** What the task asks **
Starting with the line that contains "Give me the", repeat exactly every line through the last one in the records below, and leave out the pictures.

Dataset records
▶
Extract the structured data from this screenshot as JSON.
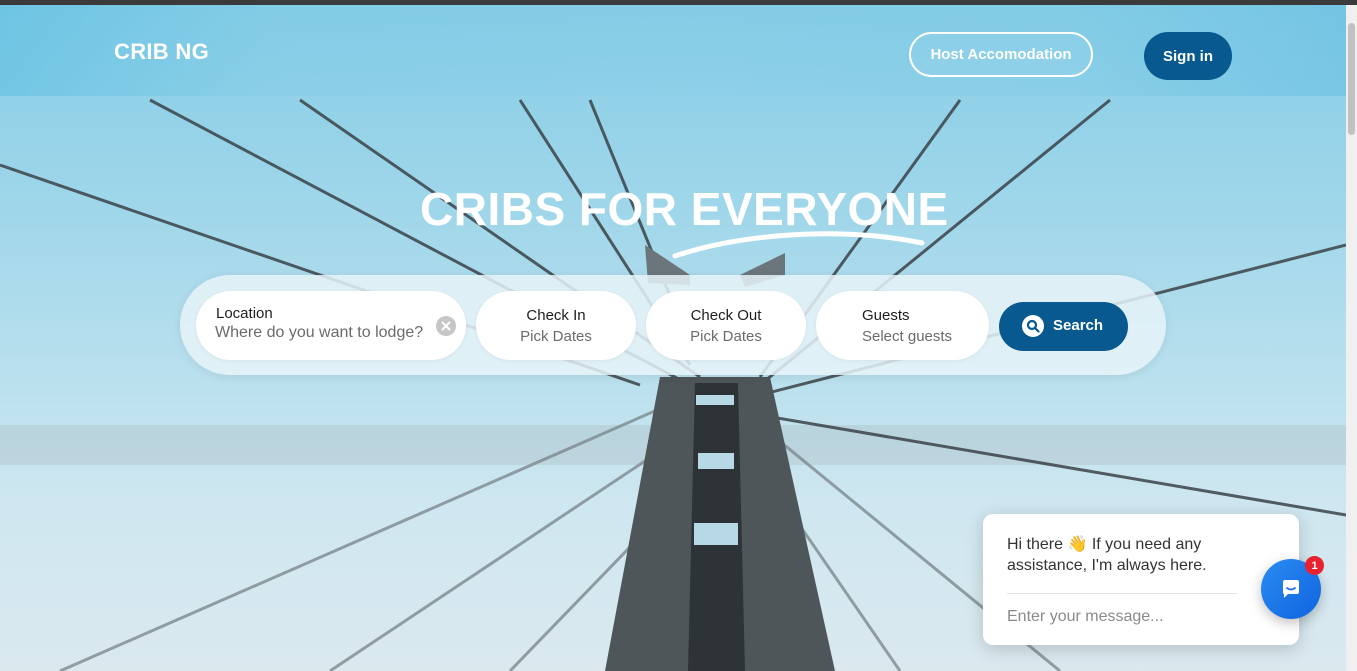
{
  "nav": {
    "brand": "CRIB NG",
    "host_label": "Host Accomodation",
    "signin_label": "Sign in"
  },
  "hero": {
    "title": "CRIBS FOR EVERYONE"
  },
  "search": {
    "location_label": "Location",
    "location_placeholder": "Where do you want to lodge?",
    "checkin_label": "Check In",
    "checkin_value": "Pick Dates",
    "checkout_label": "Check Out",
    "checkout_value": "Pick Dates",
    "guests_label": "Guests",
    "guests_value": "Select guests",
    "button_label": "Search"
  },
  "chat": {
    "greeting": "Hi there 👋 If you need any assistance, I'm always here.",
    "input_placeholder": "Enter your message...",
    "unread_count": "1"
  },
  "icons": {
    "clear": "close-circle-icon",
    "search": "search-icon",
    "chat": "chat-bubble-icon"
  },
  "colors": {
    "primary": "#07598f",
    "chat_blue": "#1a73e8",
    "badge_red": "#e8232f"
  }
}
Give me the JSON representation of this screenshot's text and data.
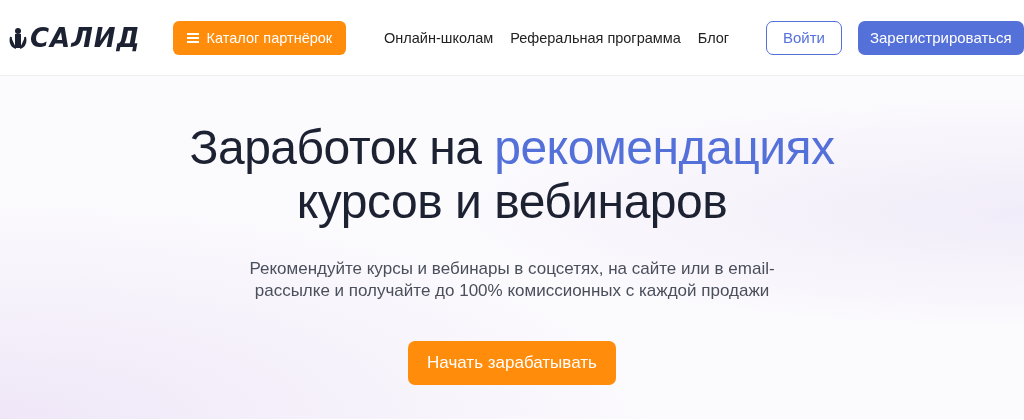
{
  "header": {
    "logo": "САЛИД",
    "catalog_button": "Каталог партнёрок",
    "nav": [
      "Онлайн-школам",
      "Реферальная программа",
      "Блог"
    ],
    "login_button": "Войти",
    "register_button": "Зарегистрироваться"
  },
  "hero": {
    "title": {
      "before": "Заработок на ",
      "highlight": "рекомендациях",
      "after": " курсов и вебинаров"
    },
    "subtitle": "Рекомендуйте курсы и вебинары в соцсетях, на сайте или в email-рассылке и получайте до 100% комиссионных с каждой продажи",
    "cta_button": "Начать зарабатывать"
  }
}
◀
** Response **
Give me the JSON representation of this screenshot's text and data.
{
  "header": {
    "logo": "САЛИД",
    "catalog_button": "Каталог партнёрок",
    "nav": [
      "Онлайн-школам",
      "Реферальная программа",
      "Блог"
    ],
    "login_button": "Войти",
    "register_button": "Зарегистрироваться"
  },
  "hero": {
    "title": {
      "before": "Заработок на ",
      "highlight": "рекомендациях",
      "after": " курсов и вебинаров"
    },
    "subtitle": "Рекомендуйте курсы и вебинары в соцсетях, на сайте или в email-рассылке и получайте до 100% комиссионных с каждой продажи",
    "cta_button": "Начать зарабатывать"
  }
}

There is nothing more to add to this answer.